- In Borderline by Mishell Baker, one magic-practicing character casts a spell to create a temporary familiar made up of all her cast-off emotions, that usually takes the form of a small, ghostly dragon-shaped spirit. When she does so, she becomes an Emotionless Girl, but all her feelings return when the spell ends. This makes it easier to do her job and cope with a variety of stressful situations, since she has PTSD from some very bad things that happened in her childhood, but the spell is very draining and makes it difficult for her to perform any other kind of magic while it is active. Nearly everyone in this book would benefit from it, since all the main characters have some kind of mental illness and a history of traumatic events in their pasts, and the protagonist, who has borderline personality disorder, is both awed and deeply envious when she sees the other character cast a spell to temporarily split off her emotions from the reasoning part of her mind.
Live Action TV
- Star Trek': The Vulcan culture has Emotion Suppression at its core.
- In Farscape, Crichton spends the first half of season 4 taking drugs which are intended to suppress his love for Aeryn. She's... not happy when she finds out.
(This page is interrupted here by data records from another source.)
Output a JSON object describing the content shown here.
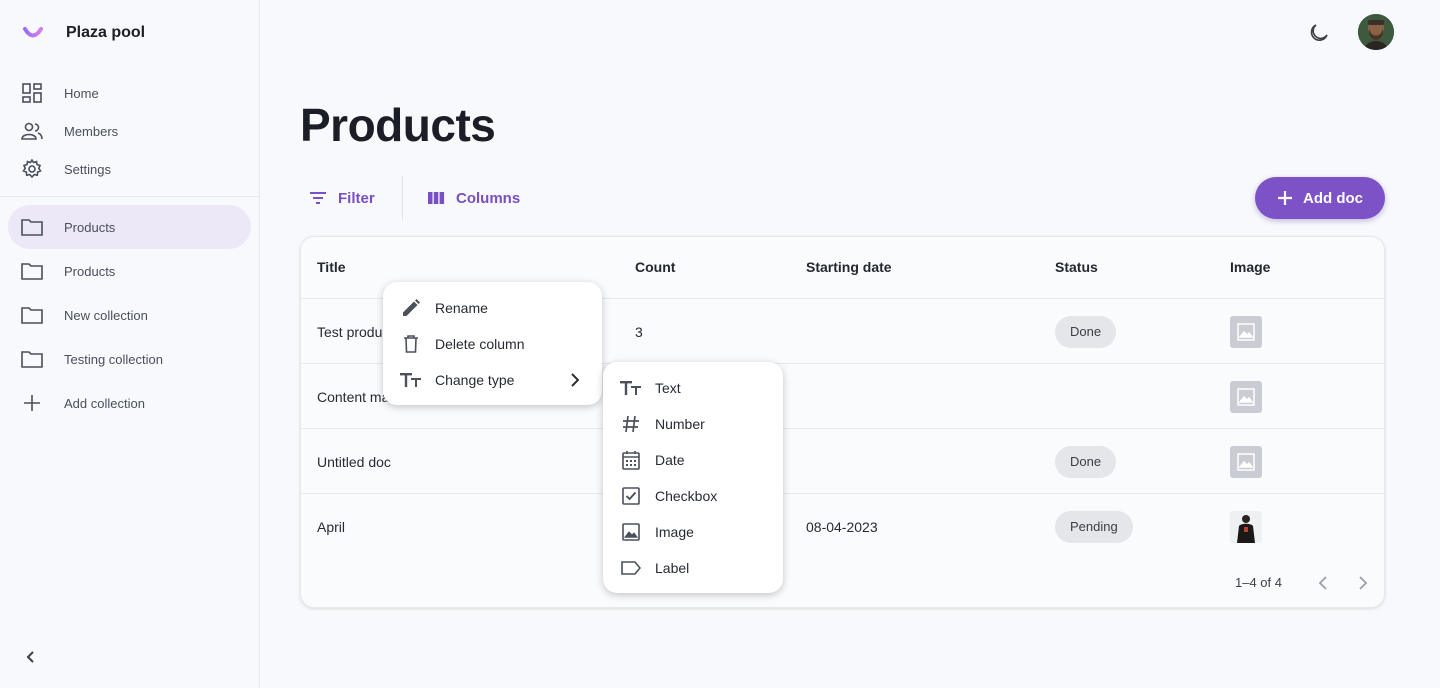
{
  "app": {
    "name": "Plaza pool"
  },
  "sidebar": {
    "nav": [
      {
        "label": "Home",
        "icon": "dashboard-icon"
      },
      {
        "label": "Members",
        "icon": "people-icon"
      },
      {
        "label": "Settings",
        "icon": "gear-icon"
      }
    ],
    "collections": [
      {
        "label": "Products",
        "icon": "folder-icon",
        "active": true
      },
      {
        "label": "Products",
        "icon": "folder-icon"
      },
      {
        "label": "New collection",
        "icon": "folder-icon"
      },
      {
        "label": "Testing collection",
        "icon": "folder-icon"
      }
    ],
    "add_collection": "Add collection"
  },
  "page": {
    "title": "Products"
  },
  "toolbar": {
    "filter": "Filter",
    "columns": "Columns",
    "add_doc": "Add doc"
  },
  "table": {
    "headers": [
      "Title",
      "Count",
      "Starting date",
      "Status",
      "Image"
    ],
    "rows": [
      {
        "title": "Test produ",
        "count": "3",
        "date": "",
        "status": "Done",
        "image": "placeholder"
      },
      {
        "title": "Content ma",
        "count": "",
        "date": "",
        "status": "",
        "image": "placeholder"
      },
      {
        "title": "Untitled doc",
        "count": "",
        "date": "",
        "status": "Done",
        "image": "placeholder"
      },
      {
        "title": "April",
        "count": "",
        "date": "08-04-2023",
        "status": "Pending",
        "image": "photo"
      }
    ],
    "pagination": "1–4 of 4"
  },
  "column_menu": {
    "items": [
      "Rename",
      "Delete column",
      "Change type"
    ]
  },
  "type_menu": {
    "items": [
      "Text",
      "Number",
      "Date",
      "Checkbox",
      "Image",
      "Label"
    ]
  },
  "colors": {
    "accent": "#7d52c6",
    "active_bg": "#ece8f8",
    "badge_bg": "#e4e6ea"
  }
}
- Vampires in The Vampire Diaries have the ability to turn off their emotions, presumably to stop things like guilt getting in the way of their hunting. Apparently, this ability fades after a few centuries. In the first season finale Jeremy attempts to become a vampire so he can shut off his grief. In the third season Klaus compels Stefan into turning his off so he'll stop resisting his orders.
- In Doctor Who The Cybermen have no emotions because they have them removed when they get changed; in the past series, this was due to being subsumed by the Cyberman Hive Mind system practiced by Cyber-Controllers and Cyber-Planners, and in the new, it is done through emotion-nulling firmware. Breaking them out of this ends with the Cyberman writhing in horrific pain as everything they've ever denied rushes into them.
- Call of Cthulhu supplement The Asylum and Other Tales, adventure "The Asylum". One of the drugs Doctor Freygan has developed is called Mood Flattener. It temporarily suppresses all emotion in the recipient, whether positive or negative.
- Warhammer 40,000: Many factions. The Space Marines and the Death Corps of Krieg actually have cybernetic augments that pump emotion-dulling drugs through their bloodstream. The Craftworld Eldar do this through training alone, and they need to otherwise their souls will be claimed by Slaanesh.
- Pokémon Diamond and Pearl: Cyrus, leader of the Team Galactic, is trying to create a universe with no emotions so that there would be no conflicts.
- Digital Devil Saga has Gale, who stubbornly tries to remain an Emotionless Guy even though he keeps having intense hallucinations wracked with emotions he can't explain. When he finally explodes, the results are not pretty.
- Tatsuya's scenario in Persona 2: Eternal Punishment reveals Izanami, in the Kadath Mandala, wears a mask that crushes her emotions. When questioned, she reveals that though her fury at being abandoned by Izanagi in Yomutsu Hirakasa has faded, her sorrow has not, and thus she keeps the mask on until she can be with Izanagi once more.
- World of Warcraft has an odd case where a character does this to himself. According to legend, Emperor Shaohao expelled his negative emotions from his body (thus creating the Sha) in order to save Pandaria from the Shattering.
- Koishi Komeiji was tired of being a Satori, a race of Youkai with extremely powerful mind-reading abilities, so she shut close her third eye. This thankfully sealed her mind-reading, but had the unforeseen side effect of shutting down her ability to read her own mind as well, taking her personality and emotions with it.
- Teen Titans: Raven has to constantly suppress her emotions lest she lose control of her powers completely. Hence the meditation.